Christa Pandey  



A loquat seed I kept some years ago,
the yellow globe sucked off like candy,
I planted, curious if it would grow.

The seed in its one-minded aim
grew in a pot, though what it did
until some green appeared
I only guess. Its energy forced
seed to open, shape a sprout, which
one fine day I spotted after weeks
of anxious ogling: a dainty stem,
a newborn leaf. With sunlight, rain,
more leaves grew into dark serrated
green while fuzzy grayish underneath.

The curious sprout grew inch by inch
until the pot was like a cheap hotel.
In native soil of rocks, caliche, minerals
the plant took off, its purpose to
become a tree, not any tree, not weed
or plum or peach, but loquat,
flowering in fall and waiting for (no stanza break)
late bees to hang around the basil,
aster, rosemary to take excursions
to the clustered whites and feed the push
for procreation. Without much frost
green teardrop fruits of early spring
are ripening to golden globes in May.

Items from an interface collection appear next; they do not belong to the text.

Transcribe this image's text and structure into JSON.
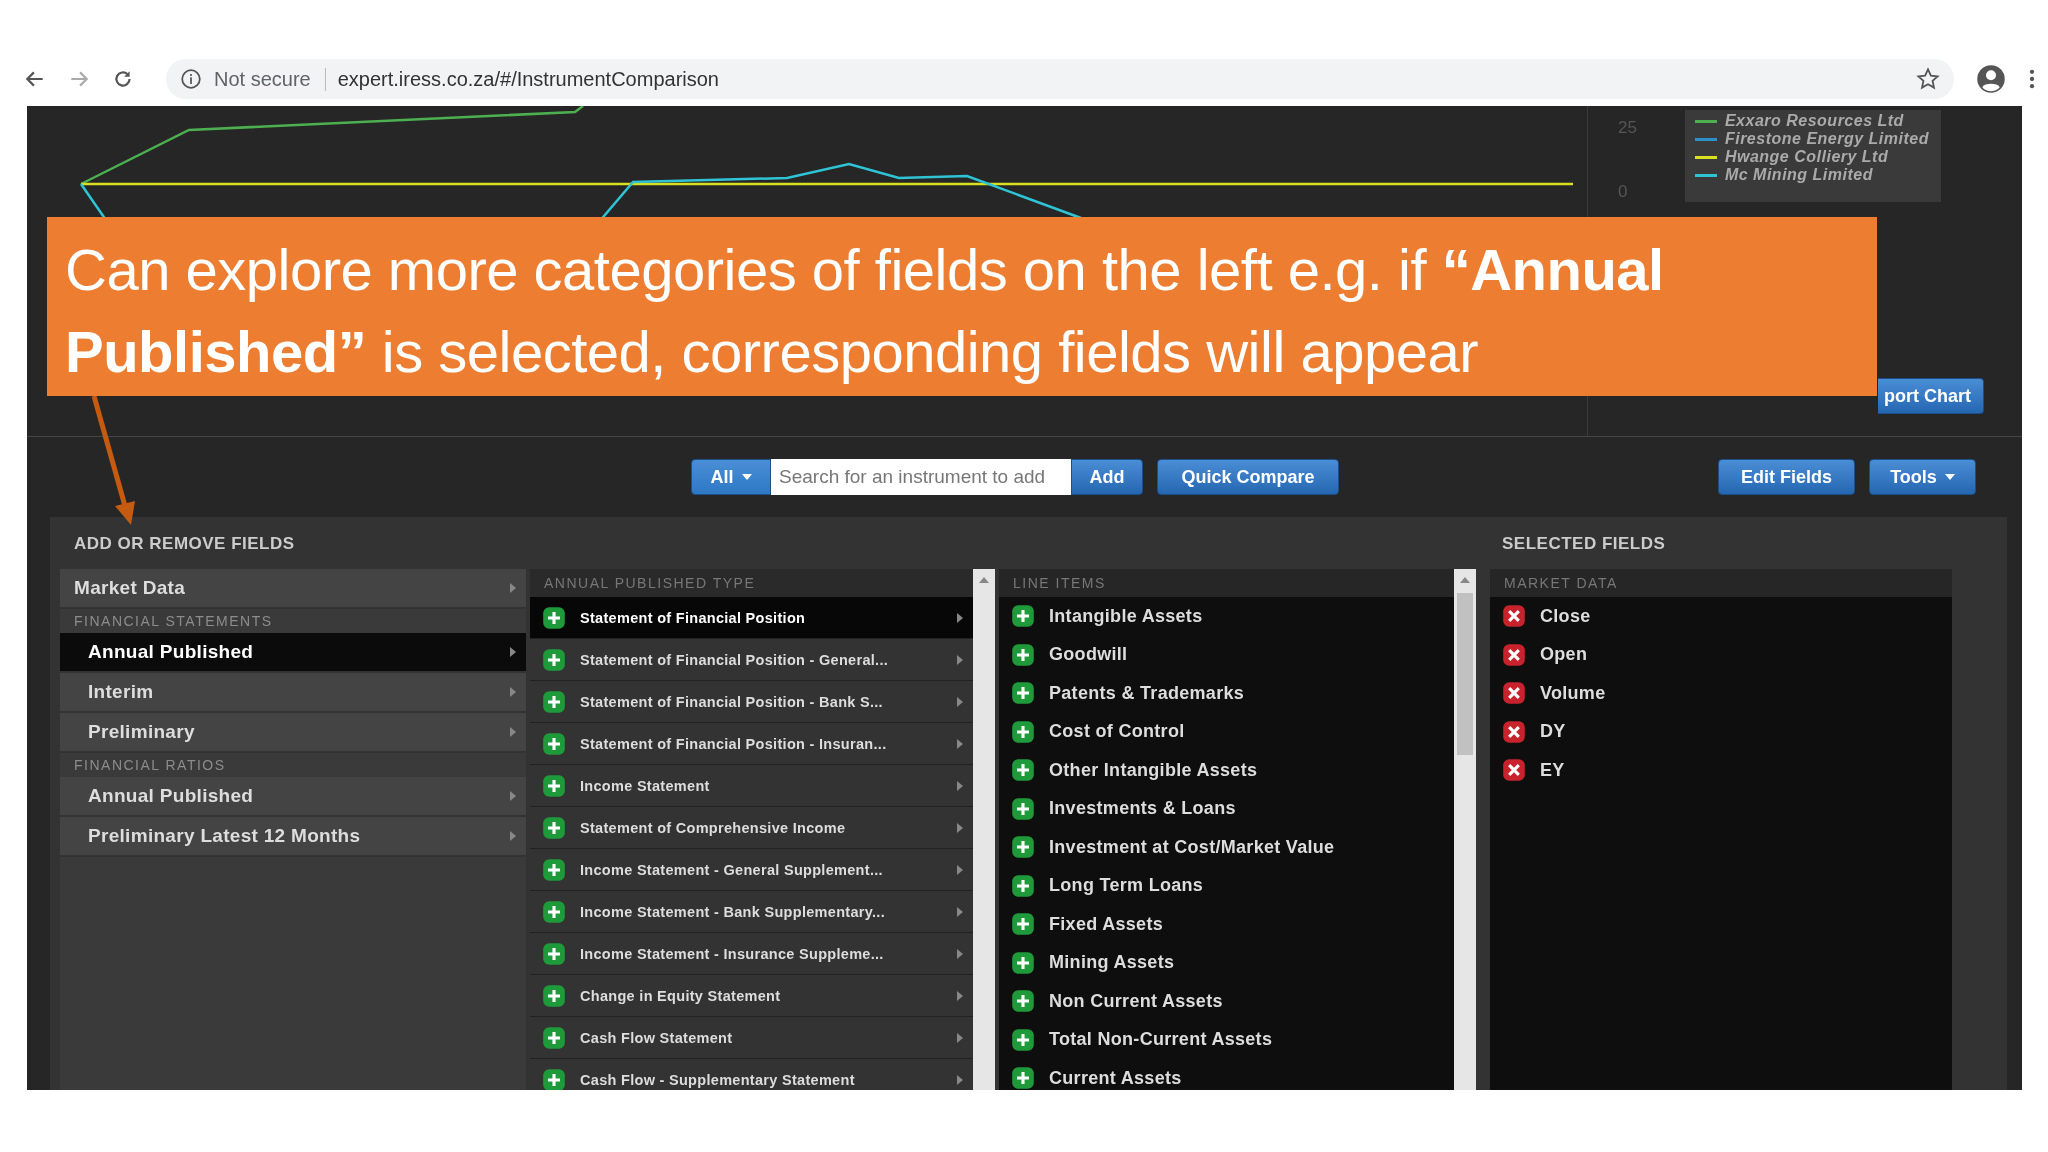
{
  "browser": {
    "security": "Not secure",
    "url": "expert.iress.co.za/#/InstrumentComparison"
  },
  "chart": {
    "axis_labels": [
      "25",
      "0"
    ],
    "legend": [
      {
        "name": "Exxaro Resources Ltd",
        "color": "#4caf50"
      },
      {
        "name": "Firestone Energy Limited",
        "color": "#2f8fc9"
      },
      {
        "name": "Hwange Colliery Ltd",
        "color": "#d9e021"
      },
      {
        "name": "Mc Mining Limited",
        "color": "#2ec4d6"
      }
    ],
    "export_button": "port Chart"
  },
  "callout": {
    "text": "Can explore more categories of fields on the left e.g. if **“Annual Published”** is selected, corresponding fields will appear"
  },
  "toolbar": {
    "filter": "All",
    "search": {
      "placeholder": "Search for an instrument to add"
    },
    "add": "Add",
    "quick_compare": "Quick Compare",
    "edit_fields": "Edit Fields",
    "tools": "Tools"
  },
  "fields": {
    "title": "ADD OR REMOVE FIELDS",
    "selected_title": "SELECTED FIELDS",
    "menu": [
      {
        "kind": "item",
        "label": "Market Data",
        "selected": false
      },
      {
        "kind": "header",
        "label": "FINANCIAL STATEMENTS"
      },
      {
        "kind": "subitem",
        "label": "Annual Published",
        "selected": true
      },
      {
        "kind": "subitem",
        "label": "Interim",
        "selected": false
      },
      {
        "kind": "subitem",
        "label": "Preliminary",
        "selected": false
      },
      {
        "kind": "header",
        "label": "FINANCIAL RATIOS"
      },
      {
        "kind": "subitem",
        "label": "Annual Published",
        "selected": false
      },
      {
        "kind": "subitem",
        "label": "Preliminary Latest 12 Months",
        "selected": false
      }
    ],
    "types": {
      "header": "ANNUAL PUBLISHED TYPE",
      "items": [
        {
          "label": "Statement of Financial Position",
          "selected": true
        },
        {
          "label": "Statement of Financial Position - General...",
          "selected": false
        },
        {
          "label": "Statement of Financial Position - Bank S...",
          "selected": false
        },
        {
          "label": "Statement of Financial Position - Insuran...",
          "selected": false
        },
        {
          "label": "Income Statement",
          "selected": false
        },
        {
          "label": "Statement of Comprehensive Income",
          "selected": false
        },
        {
          "label": "Income Statement - General Supplement...",
          "selected": false
        },
        {
          "label": "Income Statement - Bank Supplementary...",
          "selected": false
        },
        {
          "label": "Income Statement - Insurance Suppleme...",
          "selected": false
        },
        {
          "label": "Change in Equity Statement",
          "selected": false
        },
        {
          "label": "Cash Flow Statement",
          "selected": false
        },
        {
          "label": "Cash Flow - Supplementary Statement",
          "selected": false
        }
      ]
    },
    "line_items": {
      "header": "LINE ITEMS",
      "items": [
        "Intangible Assets",
        "Goodwill",
        "Patents & Trademarks",
        "Cost of Control",
        "Other Intangible Assets",
        "Investments & Loans",
        "Investment at Cost/Market Value",
        "Long Term Loans",
        "Fixed Assets",
        "Mining Assets",
        "Non Current Assets",
        "Total Non-Current Assets",
        "Current Assets"
      ]
    },
    "selected": {
      "header": "MARKET DATA",
      "items": [
        "Close",
        "Open",
        "Volume",
        "DY",
        "EY"
      ]
    }
  }
}
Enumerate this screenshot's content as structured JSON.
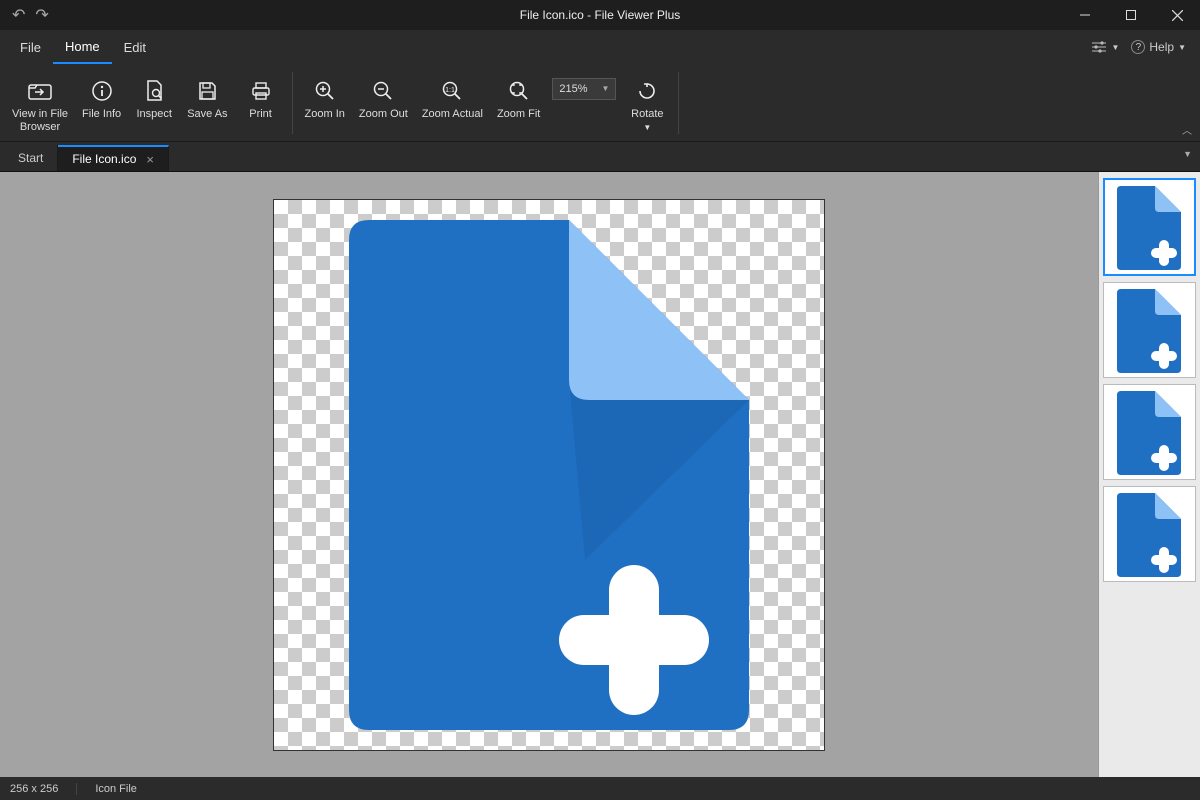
{
  "title": "File Icon.ico - File Viewer Plus",
  "menus": {
    "file": "File",
    "home": "Home",
    "edit": "Edit",
    "help": "Help"
  },
  "ribbon": {
    "view_in_file_browser": "View in File\nBrowser",
    "file_info": "File Info",
    "inspect": "Inspect",
    "save_as": "Save As",
    "print": "Print",
    "zoom_in": "Zoom In",
    "zoom_out": "Zoom Out",
    "zoom_actual": "Zoom Actual",
    "zoom_fit": "Zoom Fit",
    "zoom_value": "215%",
    "rotate": "Rotate"
  },
  "tabs": {
    "start": "Start",
    "file": "File Icon.ico"
  },
  "status": {
    "dimensions": "256 x 256",
    "type": "Icon File"
  }
}
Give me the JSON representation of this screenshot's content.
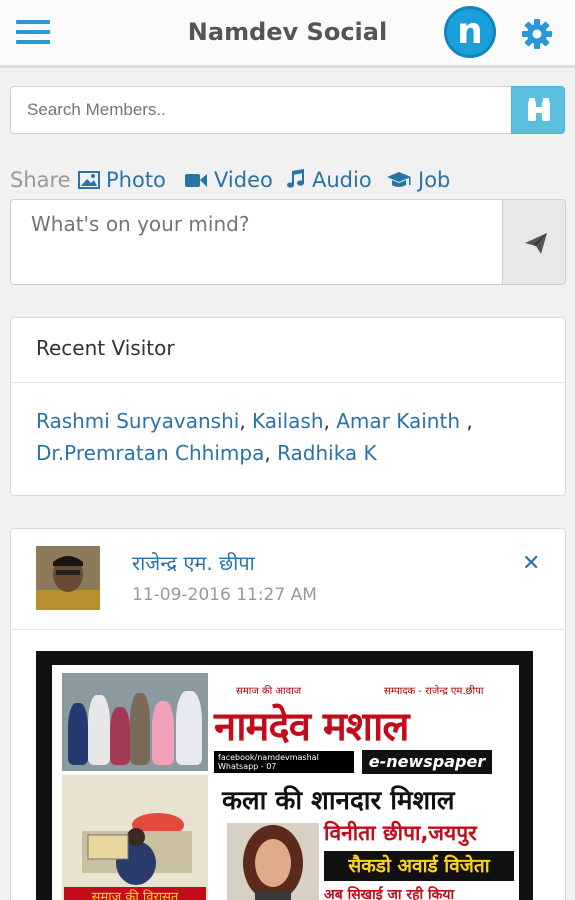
{
  "header": {
    "title": "Namdev Social",
    "logo_letter": "n",
    "menu_icon": "hamburger-menu-icon",
    "settings_icon": "gear-icon",
    "accent_color": "#2a98d6"
  },
  "search": {
    "placeholder": "Search Members..",
    "button_icon": "binoculars-icon",
    "button_color": "#5bc0de"
  },
  "share": {
    "label": "Share",
    "items": [
      {
        "label": "Photo",
        "icon": "photo-icon"
      },
      {
        "label": "Video",
        "icon": "video-camera-icon"
      },
      {
        "label": "Audio",
        "icon": "music-note-icon"
      },
      {
        "label": "Job",
        "icon": "graduation-cap-icon"
      }
    ]
  },
  "composer": {
    "placeholder": "What's on your mind?",
    "send_icon": "paper-plane-icon"
  },
  "recent_visitor": {
    "title": "Recent Visitor",
    "names": [
      "Rashmi Suryavanshi",
      "Kailash",
      "Amar Kainth",
      "Dr.Premratan Chhimpa",
      "Radhika K"
    ],
    "separator": ",",
    "separator_spaced": " ,"
  },
  "post": {
    "author": "राजेन्द्र एम. छीपा",
    "timestamp": "11-09-2016 11:27 AM",
    "close_icon": "close-icon",
    "image": {
      "tagline_left": "समाज की आवाज",
      "tagline_right": "सम्पादक - राजेन्द्र एम.छीपा",
      "masthead": "नामदेव मशाल",
      "facebook_line": "facebook/namdevmashal",
      "whatsapp_line": "Whatsapp - 07",
      "enewspaper": "e-newspaper",
      "headline": "कला की शानदार मिशाल",
      "person": "विनीता छीपा,जयपुर",
      "award": "सैकडो अवार्ड विजेता",
      "foot_left": "समाज की विरासत",
      "foot_right": "अब सिखाई जा रही किया"
    }
  }
}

Concentration first appeared in the chapbook “Hummingbird Wings” (Create Space 2013)




Christa Pandey is a widely published Austin poet, whose work has
appeared in numerous anthologies and journals. Her more spiritual work
can be found in her three chapbooks: Southern Seasons, Maya, and
Hummingbird Wings.